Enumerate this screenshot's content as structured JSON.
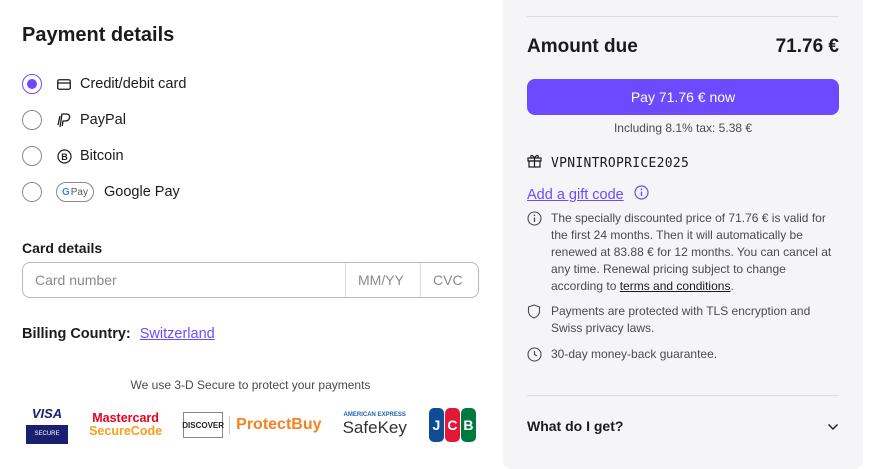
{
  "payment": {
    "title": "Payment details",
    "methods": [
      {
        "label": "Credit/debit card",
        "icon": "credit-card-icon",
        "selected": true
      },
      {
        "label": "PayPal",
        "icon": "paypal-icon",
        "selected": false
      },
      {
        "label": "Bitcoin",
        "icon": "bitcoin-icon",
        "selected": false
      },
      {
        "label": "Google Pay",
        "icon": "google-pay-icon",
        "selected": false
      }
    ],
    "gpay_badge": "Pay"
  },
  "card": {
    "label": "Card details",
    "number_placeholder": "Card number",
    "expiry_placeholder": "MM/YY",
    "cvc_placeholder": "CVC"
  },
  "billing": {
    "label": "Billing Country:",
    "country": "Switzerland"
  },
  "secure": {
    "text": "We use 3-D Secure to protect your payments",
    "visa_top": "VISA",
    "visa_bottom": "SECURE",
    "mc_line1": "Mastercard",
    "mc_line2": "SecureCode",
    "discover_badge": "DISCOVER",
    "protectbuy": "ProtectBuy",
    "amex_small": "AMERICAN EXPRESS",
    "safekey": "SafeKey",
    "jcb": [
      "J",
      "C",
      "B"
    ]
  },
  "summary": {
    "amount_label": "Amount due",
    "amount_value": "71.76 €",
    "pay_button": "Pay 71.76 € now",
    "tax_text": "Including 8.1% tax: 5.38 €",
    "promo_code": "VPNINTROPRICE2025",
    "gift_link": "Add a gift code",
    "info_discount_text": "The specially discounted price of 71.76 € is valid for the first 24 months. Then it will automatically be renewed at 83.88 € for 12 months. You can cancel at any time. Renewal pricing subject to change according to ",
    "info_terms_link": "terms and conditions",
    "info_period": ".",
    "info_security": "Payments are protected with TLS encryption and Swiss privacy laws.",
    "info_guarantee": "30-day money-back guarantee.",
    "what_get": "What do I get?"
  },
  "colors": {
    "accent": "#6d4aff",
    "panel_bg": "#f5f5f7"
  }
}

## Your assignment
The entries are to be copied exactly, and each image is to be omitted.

## Solved exercise
Enumerate this screenshot's content as structured JSON.
{
  "payment": {
    "title": "Payment details",
    "methods": [
      {
        "label": "Credit/debit card",
        "icon": "credit-card-icon",
        "selected": true
      },
      {
        "label": "PayPal",
        "icon": "paypal-icon",
        "selected": false
      },
      {
        "label": "Bitcoin",
        "icon": "bitcoin-icon",
        "selected": false
      },
      {
        "label": "Google Pay",
        "icon": "google-pay-icon",
        "selected": false
      }
    ],
    "gpay_badge": "Pay"
  },
  "card": {
    "label": "Card details",
    "number_placeholder": "Card number",
    "expiry_placeholder": "MM/YY",
    "cvc_placeholder": "CVC"
  },
  "billing": {
    "label": "Billing Country:",
    "country": "Switzerland"
  },
  "secure": {
    "text": "We use 3-D Secure to protect your payments",
    "visa_top": "VISA",
    "visa_bottom": "SECURE",
    "mc_line1": "Mastercard",
    "mc_line2": "SecureCode",
    "discover_badge": "DISCOVER",
    "protectbuy": "ProtectBuy",
    "amex_small": "AMERICAN EXPRESS",
    "safekey": "SafeKey",
    "jcb": [
      "J",
      "C",
      "B"
    ]
  },
  "summary": {
    "amount_label": "Amount due",
    "amount_value": "71.76 €",
    "pay_button": "Pay 71.76 € now",
    "tax_text": "Including 8.1% tax: 5.38 €",
    "promo_code": "VPNINTROPRICE2025",
    "gift_link": "Add a gift code",
    "info_discount_text": "The specially discounted price of 71.76 € is valid for the first 24 months. Then it will automatically be renewed at 83.88 € for 12 months. You can cancel at any time. Renewal pricing subject to change according to ",
    "info_terms_link": "terms and conditions",
    "info_period": ".",
    "info_security": "Payments are protected with TLS encryption and Swiss privacy laws.",
    "info_guarantee": "30-day money-back guarantee.",
    "what_get": "What do I get?"
  },
  "colors": {
    "accent": "#6d4aff",
    "panel_bg": "#f5f5f7"
  }
}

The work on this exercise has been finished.